I woke to distant gunfire and shouting; not panic, but intensity. My hand brushed against my very fluffy, very small dog, nestled by my side and sleeping soundly, and I opened my eyes to find my husband engrossed in the Iwo Jima episode of The Pacific.
It was terrifying.
We watched the battle unfold together. The Marines charged across a hilly field toward the Japanese fortifications against a backdrop of what would otherwise be a beautiful beach. It seemed dozens of men died every moment, mowed down mercilessly, stumbling and hitting the ground hard and bloody; these were not the elegant deaths of Hollywood.
With their friends cut down beside them every second, they charged on, unable to stop and reflect on the loss of life. There was no time for fear. There was no time for hesitation. There was only, presumably, adrenaline and orders.
Iwo Jima was part of Operation Detachment and 6,800 Americans died in the battle. The Japanese also saw heavy losses with nearly 22,000 killed fighting for the island and its three valuable airstrips over a month-long period.
Three thousand Japanese soldiers who survived Iwo Jima hid in the network of underground tunnels on the Island instead of surrendering because their leadership taught them to fear the Americans as ruthless animals. Those who lacked the will to commit suicide and instead surrendered were surprised to discover the kindness of their American counterparts, once willing to fight to the death, but now offering water, coffee and cigarettes.
Of the roughly 22,000 Japanese soldiers on Iwo Jima, it was originally thought that only 216 survived the American assault.
My husband and I don’t watch much television. In fact, I think my mother is the only mom in America who regularly says, “you really need to be watching more TV.” But if you haven’t seen The Pacific, or its outstanding Europe-based counterpart, Band of Brothers, you may not appreciate the degree to which each and every one of us owe our very lives to the men who fought for our right to live free or die.
In Europe and in the Pacific, these men survived under deplorable conditions yet ultimately emerged victorious. In Bastogne and the Ardennes, in Holland, in the Philippines, in Okinawa, on Omaha Beach, so many died.

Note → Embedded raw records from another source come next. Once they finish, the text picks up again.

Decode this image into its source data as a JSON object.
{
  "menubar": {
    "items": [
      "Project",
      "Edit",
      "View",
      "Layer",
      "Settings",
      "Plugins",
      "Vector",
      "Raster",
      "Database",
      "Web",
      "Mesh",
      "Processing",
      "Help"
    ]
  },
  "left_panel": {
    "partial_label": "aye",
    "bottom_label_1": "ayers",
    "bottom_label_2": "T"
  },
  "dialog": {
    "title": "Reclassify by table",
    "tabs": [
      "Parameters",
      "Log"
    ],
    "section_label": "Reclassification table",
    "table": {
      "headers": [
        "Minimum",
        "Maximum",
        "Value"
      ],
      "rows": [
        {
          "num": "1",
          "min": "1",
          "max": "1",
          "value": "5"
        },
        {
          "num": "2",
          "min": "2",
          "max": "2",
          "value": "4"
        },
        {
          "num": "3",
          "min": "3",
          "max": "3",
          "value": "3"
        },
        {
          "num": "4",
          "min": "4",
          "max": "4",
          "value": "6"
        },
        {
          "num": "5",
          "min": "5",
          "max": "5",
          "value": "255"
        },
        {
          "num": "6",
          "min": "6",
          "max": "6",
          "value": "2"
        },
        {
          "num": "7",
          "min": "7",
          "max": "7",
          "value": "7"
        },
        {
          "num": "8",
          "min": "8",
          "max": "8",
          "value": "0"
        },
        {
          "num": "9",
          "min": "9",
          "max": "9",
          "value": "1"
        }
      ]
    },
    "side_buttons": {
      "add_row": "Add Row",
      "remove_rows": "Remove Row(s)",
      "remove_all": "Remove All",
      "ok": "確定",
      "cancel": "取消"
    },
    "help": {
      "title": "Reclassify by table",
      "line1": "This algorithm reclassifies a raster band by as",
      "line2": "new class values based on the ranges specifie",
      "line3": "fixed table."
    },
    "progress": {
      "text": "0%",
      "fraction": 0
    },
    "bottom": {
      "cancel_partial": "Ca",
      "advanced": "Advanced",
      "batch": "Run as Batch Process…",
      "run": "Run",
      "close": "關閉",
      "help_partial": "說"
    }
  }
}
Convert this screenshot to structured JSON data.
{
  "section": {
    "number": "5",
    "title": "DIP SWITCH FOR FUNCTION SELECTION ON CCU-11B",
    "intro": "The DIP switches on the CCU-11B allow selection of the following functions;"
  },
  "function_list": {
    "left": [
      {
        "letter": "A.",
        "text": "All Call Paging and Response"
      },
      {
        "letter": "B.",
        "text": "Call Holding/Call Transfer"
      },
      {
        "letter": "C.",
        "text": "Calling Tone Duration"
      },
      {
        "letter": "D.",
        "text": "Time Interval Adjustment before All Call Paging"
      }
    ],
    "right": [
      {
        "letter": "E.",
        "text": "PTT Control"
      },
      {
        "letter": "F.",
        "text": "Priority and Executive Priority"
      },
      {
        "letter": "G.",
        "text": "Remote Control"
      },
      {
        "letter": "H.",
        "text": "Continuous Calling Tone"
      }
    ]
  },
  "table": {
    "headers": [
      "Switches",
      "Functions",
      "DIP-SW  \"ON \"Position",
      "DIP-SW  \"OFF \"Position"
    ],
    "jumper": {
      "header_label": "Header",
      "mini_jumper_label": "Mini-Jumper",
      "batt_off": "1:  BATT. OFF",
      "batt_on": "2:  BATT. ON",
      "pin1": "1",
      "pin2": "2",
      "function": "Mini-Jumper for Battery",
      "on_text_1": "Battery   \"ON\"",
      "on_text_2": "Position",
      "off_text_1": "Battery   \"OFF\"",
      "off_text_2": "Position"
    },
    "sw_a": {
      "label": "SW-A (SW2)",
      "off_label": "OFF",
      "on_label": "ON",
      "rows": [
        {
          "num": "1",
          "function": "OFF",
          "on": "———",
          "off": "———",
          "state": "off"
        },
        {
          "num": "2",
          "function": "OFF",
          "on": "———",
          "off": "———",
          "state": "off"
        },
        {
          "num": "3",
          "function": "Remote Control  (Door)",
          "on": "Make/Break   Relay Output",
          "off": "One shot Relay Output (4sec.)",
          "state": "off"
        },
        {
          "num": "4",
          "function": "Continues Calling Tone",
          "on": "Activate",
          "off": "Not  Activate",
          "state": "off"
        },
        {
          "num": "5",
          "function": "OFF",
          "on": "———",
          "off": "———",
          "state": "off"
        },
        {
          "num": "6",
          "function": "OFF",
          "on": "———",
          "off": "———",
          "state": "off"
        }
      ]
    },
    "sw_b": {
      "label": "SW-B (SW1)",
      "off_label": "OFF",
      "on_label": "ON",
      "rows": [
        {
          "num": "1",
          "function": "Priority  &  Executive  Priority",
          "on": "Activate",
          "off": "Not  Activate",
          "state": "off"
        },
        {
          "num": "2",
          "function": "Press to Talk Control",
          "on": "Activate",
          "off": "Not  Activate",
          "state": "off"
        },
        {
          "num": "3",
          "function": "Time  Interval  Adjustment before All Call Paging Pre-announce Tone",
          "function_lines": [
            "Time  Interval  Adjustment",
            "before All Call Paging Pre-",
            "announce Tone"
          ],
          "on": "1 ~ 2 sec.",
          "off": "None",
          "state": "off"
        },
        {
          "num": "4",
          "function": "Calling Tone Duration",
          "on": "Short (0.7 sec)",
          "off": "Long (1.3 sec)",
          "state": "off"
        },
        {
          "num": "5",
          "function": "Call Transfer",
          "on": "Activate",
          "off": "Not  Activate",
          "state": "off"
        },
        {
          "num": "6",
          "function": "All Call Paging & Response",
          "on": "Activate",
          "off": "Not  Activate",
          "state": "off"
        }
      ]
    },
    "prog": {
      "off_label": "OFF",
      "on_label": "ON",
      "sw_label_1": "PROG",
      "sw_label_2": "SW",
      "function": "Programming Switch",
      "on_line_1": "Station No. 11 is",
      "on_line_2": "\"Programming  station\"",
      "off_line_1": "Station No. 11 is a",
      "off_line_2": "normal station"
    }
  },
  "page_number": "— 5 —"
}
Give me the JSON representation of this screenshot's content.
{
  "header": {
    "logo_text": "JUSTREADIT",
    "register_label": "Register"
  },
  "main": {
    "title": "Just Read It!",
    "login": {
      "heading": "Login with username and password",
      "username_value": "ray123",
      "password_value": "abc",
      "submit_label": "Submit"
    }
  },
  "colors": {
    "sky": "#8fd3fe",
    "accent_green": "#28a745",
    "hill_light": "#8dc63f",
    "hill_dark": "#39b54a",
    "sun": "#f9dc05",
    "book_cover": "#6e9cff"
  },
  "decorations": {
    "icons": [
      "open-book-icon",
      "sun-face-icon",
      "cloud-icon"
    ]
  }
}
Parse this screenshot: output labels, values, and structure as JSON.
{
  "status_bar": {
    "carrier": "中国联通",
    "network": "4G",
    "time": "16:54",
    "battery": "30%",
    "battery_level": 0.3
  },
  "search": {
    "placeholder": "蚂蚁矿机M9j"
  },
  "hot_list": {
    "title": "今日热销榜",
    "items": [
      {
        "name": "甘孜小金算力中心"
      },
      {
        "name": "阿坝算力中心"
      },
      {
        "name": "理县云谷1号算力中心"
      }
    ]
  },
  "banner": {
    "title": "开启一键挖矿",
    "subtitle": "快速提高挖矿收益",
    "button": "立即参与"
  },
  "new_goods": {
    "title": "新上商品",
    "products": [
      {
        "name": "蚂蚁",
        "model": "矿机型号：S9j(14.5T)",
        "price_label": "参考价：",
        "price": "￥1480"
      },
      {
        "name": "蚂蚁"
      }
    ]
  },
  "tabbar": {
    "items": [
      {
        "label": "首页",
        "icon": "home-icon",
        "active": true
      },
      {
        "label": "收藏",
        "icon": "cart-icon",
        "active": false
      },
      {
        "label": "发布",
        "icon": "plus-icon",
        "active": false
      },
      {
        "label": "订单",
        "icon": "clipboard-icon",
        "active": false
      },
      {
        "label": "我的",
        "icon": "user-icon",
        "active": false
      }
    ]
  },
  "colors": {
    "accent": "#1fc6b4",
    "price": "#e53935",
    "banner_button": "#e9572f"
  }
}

But so many returned home, to lives filled with average jobs, average wives, average lives, perfectly willing to trade glory on the battlefield for a quieter existence, hopefully filled with peace and love.
It’s to these men that we must never forget our debt, a debt that can never be fully repaid except through remembrance. Please, please don’t another day pass without taking the time to remember our veterans and their commitment to the American way.
Read about a battle. Watch the History Channel. Visit your elderly neighbor. The next time you are waiting impatiently for the older gentleman in front of you to move along, consider that he may be one of these “average” heroes. Does he still think of the battles he fought in which his friends, more like family, died?
I remember watching an interview with a soldier who fought in the Ardennes. He was in his 70s. He said, “There isn’t a night that goes by that I don’t thank God I’m not in Bastogne.”
Remember well, and be thankful this Thanksgiving for the average heroes among us who live quiet, and exceptional, lives.